What do you do when the title of a movie is a spoiler? That’s the question with director Peter Berg’s reverential military action film, Lone Survivor. It’s the true story of a team of Navy Seals who had their mission compromised by a pair of unlucky Afghan goat herders. After deciding to set them free, rather than snuff them out, the Seals retreat to an extraction point, with a hundred Taliban fighters hot on their heels. When the action is firing, Berg is right at home, placing the audience in the middle of a visceral firefight that’s bloody and hardcore and pulse pounding. The rocky terrain of the country is just as deadly as the Taliban, as the Seals bounce around like ragdolls. The performances are all grizzled and finely attuned to keeping the terror of the moment at bay. Ben Foster (The Messenger) is the standout, which is a statement that’s been said with most Foster performances. At the end, I’m left wondering what is the film’s greater message. It’s retelling a military episode few people know about, illuminating the courage and bond between soldiers under fire. But in the end, all of these lives were lost because of one moral though arguably bad decision. Couldn’t they have just tied up the goatherds and gotten a better head’s start? Will the movie convince an audience that those innocent Afghan goatherds should have just been collateral damage? Does the movie critique the futility of America’s ongoing presence in Afghanistan? The futility of war itself? I doubt it, especially with Berg’s fervent appreciation of the armed forces putting their lives on the line (the opening credits themselves glorify the toughness of the Seals while also setting up an explanation why they could survive so many gunshots, injuries, etc.). Lone Survivor isn’t the heedless jingoistic propaganda piece that others critics have feared, but in the end it’s simply a sober and respectful tribute to the fallen, and that’s it. For many, this will be enough. For me, I was thrilled by the heroics but looking for more.

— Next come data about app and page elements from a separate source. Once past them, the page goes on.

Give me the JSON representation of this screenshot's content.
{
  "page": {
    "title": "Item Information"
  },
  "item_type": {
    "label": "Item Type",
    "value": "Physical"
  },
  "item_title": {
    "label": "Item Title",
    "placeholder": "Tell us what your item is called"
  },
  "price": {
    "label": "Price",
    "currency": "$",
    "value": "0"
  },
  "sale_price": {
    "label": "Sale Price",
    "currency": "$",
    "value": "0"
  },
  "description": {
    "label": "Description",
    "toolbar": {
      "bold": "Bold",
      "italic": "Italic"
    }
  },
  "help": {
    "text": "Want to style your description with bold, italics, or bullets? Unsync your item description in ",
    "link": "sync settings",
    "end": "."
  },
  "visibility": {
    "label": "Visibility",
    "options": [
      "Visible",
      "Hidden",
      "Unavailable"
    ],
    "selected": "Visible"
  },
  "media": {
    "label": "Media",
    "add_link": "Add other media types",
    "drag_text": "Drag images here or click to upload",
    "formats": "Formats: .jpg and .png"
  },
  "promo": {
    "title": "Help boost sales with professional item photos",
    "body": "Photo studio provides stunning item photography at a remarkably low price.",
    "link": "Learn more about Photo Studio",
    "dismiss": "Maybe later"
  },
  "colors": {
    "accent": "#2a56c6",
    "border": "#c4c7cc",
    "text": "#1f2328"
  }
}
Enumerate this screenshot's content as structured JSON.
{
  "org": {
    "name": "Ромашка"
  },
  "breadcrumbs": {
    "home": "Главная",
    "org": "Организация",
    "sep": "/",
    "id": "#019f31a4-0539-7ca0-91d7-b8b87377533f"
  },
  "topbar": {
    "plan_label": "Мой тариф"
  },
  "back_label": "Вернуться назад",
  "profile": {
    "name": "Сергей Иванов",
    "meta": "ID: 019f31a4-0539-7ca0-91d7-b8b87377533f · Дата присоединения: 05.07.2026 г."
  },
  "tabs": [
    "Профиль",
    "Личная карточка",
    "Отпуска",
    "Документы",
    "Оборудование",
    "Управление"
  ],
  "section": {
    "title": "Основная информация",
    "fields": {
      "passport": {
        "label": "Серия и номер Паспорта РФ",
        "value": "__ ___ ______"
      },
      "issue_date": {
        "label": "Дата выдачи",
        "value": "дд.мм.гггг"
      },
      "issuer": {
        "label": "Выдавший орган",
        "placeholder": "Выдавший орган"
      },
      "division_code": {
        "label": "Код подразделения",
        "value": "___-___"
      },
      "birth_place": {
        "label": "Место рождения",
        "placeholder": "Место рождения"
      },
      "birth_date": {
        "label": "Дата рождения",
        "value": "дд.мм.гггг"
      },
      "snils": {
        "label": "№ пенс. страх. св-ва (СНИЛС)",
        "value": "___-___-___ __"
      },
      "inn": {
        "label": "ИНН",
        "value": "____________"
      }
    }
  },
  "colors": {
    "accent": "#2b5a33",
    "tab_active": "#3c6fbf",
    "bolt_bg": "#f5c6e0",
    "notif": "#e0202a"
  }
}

Nate’s Grade: B
Posted on December 31, 2013, in 2013 Movies and tagged action, ben foster, book, drama, emile hirsch, mark wahlberg, military, peter berg, taylor kitsch, true-life. Bookmark the permalink. 3 Comments.